That is the great thing about a holiday, you can just saunter and relax and make a pleasant use of the time.
There are heaps of restaurants, so make sure you check them all out.
Eventually we saw somewhere we liked and stopped for dinner at a Thai restaurant.
The tables were only small but the place was busy with tourists and they had a good choice of food on offer.
Most of the tourists wandering around Asiatique appeared to be Korean, Chinese and Thai.
There were not many westerners at all.
The Korean couple on the next table to us had been served their food but were struggling to cope with the knife and fork and had to request chopsticks.
Not only that but they had ordered more dishes than the size of the table could manage.
The staff quickly remedied the situation by making do with one of those little drinks tables and they put some dishes on that.
By now the crowds inside the Asiatique nightmarket had increased somewhat.
After finishing our meal, we joined the meandering throng of tourists just looking in the stalls and seeing what was available.
Alongside the wide aisles are smaller passages with a hint of mystery. You need to explore these areas also.
Go hunting for that special gift for the folks back home, or if you are extra keen then nip into the Apple shop and grab yourself an iPad or iPhone.
If you have a choice between visiting the Bangkok Asiatique nightmarket or Chatuchak Market then let me highlight the differences.
Chatuchak Market is only open on weekends although there are some stalls that open on Fridays.
It is also a day market so you need to come early; otherwise it gets really hot under the tin roofs from lunchtime onward.
The place is generally packed and probably not suitable if you have children in a stroller or small pram.
There are heaps of stalls and stuff to buy and the hustle and bustle gives it a real Asian market feel.

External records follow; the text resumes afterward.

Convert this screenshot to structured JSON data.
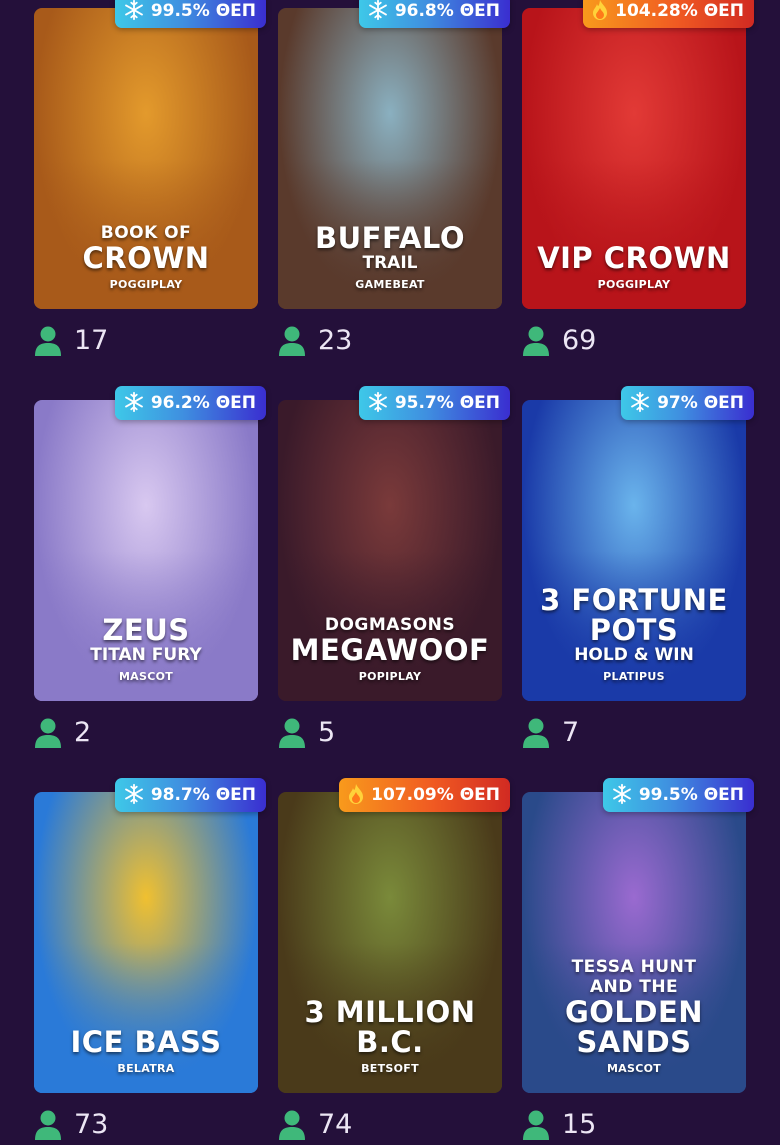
{
  "games": [
    {
      "title_lines": [
        {
          "text": "BOOK OF",
          "size": "small"
        },
        {
          "text": "CROWN",
          "size": "big"
        }
      ],
      "provider": "POGGIPLAY",
      "rtp": "99.5% ΘΕΠ",
      "badge_type": "cool",
      "badge_icon": "snowflake-icon",
      "players": "17",
      "bg": "#a85a1a",
      "bg_hi": "#e39a2c"
    },
    {
      "title_lines": [
        {
          "text": "BUFFALO",
          "size": "big"
        },
        {
          "text": "TRAIL",
          "size": "mid"
        }
      ],
      "provider": "GAMEBEAT",
      "rtp": "96.8% ΘΕΠ",
      "badge_type": "cool",
      "badge_icon": "snowflake-icon",
      "players": "23",
      "bg": "#5a3a2c",
      "bg_hi": "#8ab0c0"
    },
    {
      "title_lines": [
        {
          "text": "VIP CROWN",
          "size": "big"
        }
      ],
      "provider": "POGGIPLAY",
      "rtp": "104.28% ΘΕΠ",
      "badge_type": "hot",
      "badge_icon": "flame-icon",
      "players": "69",
      "bg": "#b8141a",
      "bg_hi": "#e23a36"
    },
    {
      "title_lines": [
        {
          "text": "ZEUS",
          "size": "big"
        },
        {
          "text": "TITAN FURY",
          "size": "mid"
        }
      ],
      "provider": "MASCOT",
      "rtp": "96.2% ΘΕΠ",
      "badge_type": "cool",
      "badge_icon": "snowflake-icon",
      "players": "2",
      "bg": "#8a7ac8",
      "bg_hi": "#d8c8f0"
    },
    {
      "title_lines": [
        {
          "text": "DOGMASONS",
          "size": "small"
        },
        {
          "text": "MEGAWOOF",
          "size": "big"
        }
      ],
      "provider": "POPIPLAY",
      "rtp": "95.7% ΘΕΠ",
      "badge_type": "cool",
      "badge_icon": "snowflake-icon",
      "players": "5",
      "bg": "#3a1a2a",
      "bg_hi": "#7a3a3a"
    },
    {
      "title_lines": [
        {
          "text": "3 FORTUNE",
          "size": "big"
        },
        {
          "text": "POTS",
          "size": "big"
        },
        {
          "text": "HOLD & WIN",
          "size": "mid"
        }
      ],
      "provider": "PLATIPUS",
      "rtp": "97% ΘΕΠ",
      "badge_type": "cool",
      "badge_icon": "snowflake-icon",
      "players": "7",
      "bg": "#1a3aa8",
      "bg_hi": "#6ab4ec"
    },
    {
      "title_lines": [
        {
          "text": "ICE BASS",
          "size": "big"
        }
      ],
      "provider": "BELATRA",
      "rtp": "98.7% ΘΕΠ",
      "badge_type": "cool",
      "badge_icon": "snowflake-icon",
      "players": "73",
      "bg": "#2a7ad8",
      "bg_hi": "#f0c030"
    },
    {
      "title_lines": [
        {
          "text": "3 MILLION B.C.",
          "size": "big"
        }
      ],
      "provider": "BETSOFT",
      "rtp": "107.09% ΘΕΠ",
      "badge_type": "hot",
      "badge_icon": "flame-icon",
      "players": "74",
      "bg": "#4a3a1a",
      "bg_hi": "#7a8a3a"
    },
    {
      "title_lines": [
        {
          "text": "TESSA HUNT",
          "size": "small"
        },
        {
          "text": "AND THE",
          "size": "small"
        },
        {
          "text": "GOLDEN",
          "size": "big"
        },
        {
          "text": "SANDS",
          "size": "big"
        }
      ],
      "provider": "MASCOT",
      "rtp": "99.5% ΘΕΠ",
      "badge_type": "cool",
      "badge_icon": "snowflake-icon",
      "players": "15",
      "bg": "#2a4a8a",
      "bg_hi": "#9a6ad0"
    }
  ],
  "colors": {
    "page_bg": "#24103a",
    "player_icon": "#3fb87a",
    "count_text": "#ece6f4"
  }
}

Chatuchak Market has lots of food hall type places but no fancy restaurants.
On the other hand Asiatique the Riverfront is a night market.
There is plenty of room to push a pram with wide aisles between the buildings, so even with lots of people it does not get too congested.

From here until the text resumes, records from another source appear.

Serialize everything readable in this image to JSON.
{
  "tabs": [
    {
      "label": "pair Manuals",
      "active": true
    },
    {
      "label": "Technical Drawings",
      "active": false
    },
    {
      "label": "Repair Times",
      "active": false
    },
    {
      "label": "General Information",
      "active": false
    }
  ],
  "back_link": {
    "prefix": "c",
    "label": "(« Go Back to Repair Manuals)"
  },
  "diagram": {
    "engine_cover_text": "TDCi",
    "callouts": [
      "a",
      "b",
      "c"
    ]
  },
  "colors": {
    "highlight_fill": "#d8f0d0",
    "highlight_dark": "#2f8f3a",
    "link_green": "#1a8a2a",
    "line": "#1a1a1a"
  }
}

It is also located right on the Chao Phraya River with a nice foreshore to walk on and some find old buildings.
The stalls generally sell reasonable quality tourist gifts, but overall, things would cost a little more than in Chatuchak Market.
Everyone that visits Bangkok has to visit Chatuchak at least once.

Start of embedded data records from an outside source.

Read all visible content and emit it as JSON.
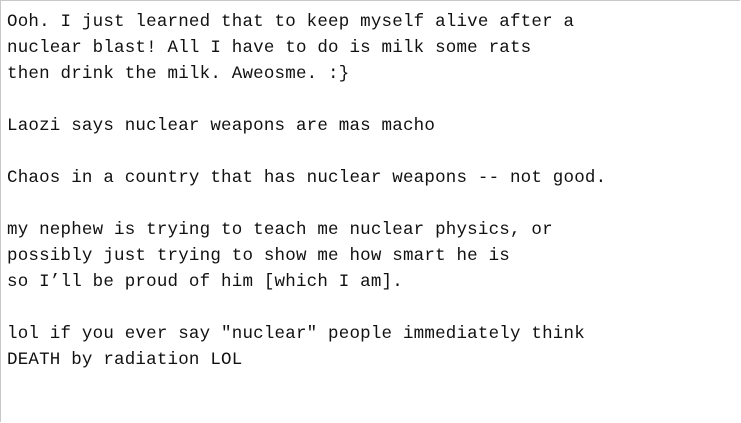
{
  "document": {
    "lines": [
      "Ooh. I just learned that to keep myself alive after a",
      "nuclear blast! All I have to do is milk some rats",
      "then drink the milk. Aweosme. :}",
      "",
      "Laozi says nuclear weapons are mas macho",
      "",
      "Chaos in a country that has nuclear weapons -- not good.",
      "",
      "my nephew is trying to teach me nuclear physics, or",
      "possibly just trying to show me how smart he is",
      "so I’ll be proud of him [which I am].",
      "",
      "lol if you ever say \"nuclear\" people immediately think",
      "DEATH by radiation LOL"
    ]
  }
}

The Asiatique nightmarket also has lots of nice restaurants in which to dine and if you fancy a ride on the big Ferris wheel then you get a great view of Bangkok from up top.
After eating we walked down to the waterfront again, although now the place was bustling with people.
There are some large restaurants in this location that serve good food; one popular place is called Happy Fish, right in the centre.
There was a choice of outside or inside dining and some evenings there is live music inside; outside is quieter.
With the river as a backdrop it makes a great place to take the family.
The sun had well and truly set for the evening, but the tall buildings along the riverside were lit against the dark sky.
The Ferris wheel was now operating with a steady stream of travellers going up to buy tickets.
I imagined the view would be quite enthralling at the apex of the ride.
We set off walking back to the hotel and on our way out we passed the theatre that hosts daily shows.
I am not sure if the performance changes periodically but there was some sort of Ladyboy show on at this time.
The ticket office is just near the large golden elephants at the front of the Asiatique nightmarket.
Taxis leave from the front of Bangkok Asiatique but taking the free shuttle boat back to the Saphan Taksin BTS is probably going to get you back to your hotel cheaply and without fuss.
Asiatique The Riverfront is a popular shopping and entertainment complex located along the Chao Phraya River in Bangkok, but you may still need more ideas of what to do here.
Here are five things you can do while visiting Asiatique The Riverfront:
If you plan to go to Asiatique The Riverfront, then it is really easy from almost any point in Bangkok that has access to the BTS.
Here are the simple steps.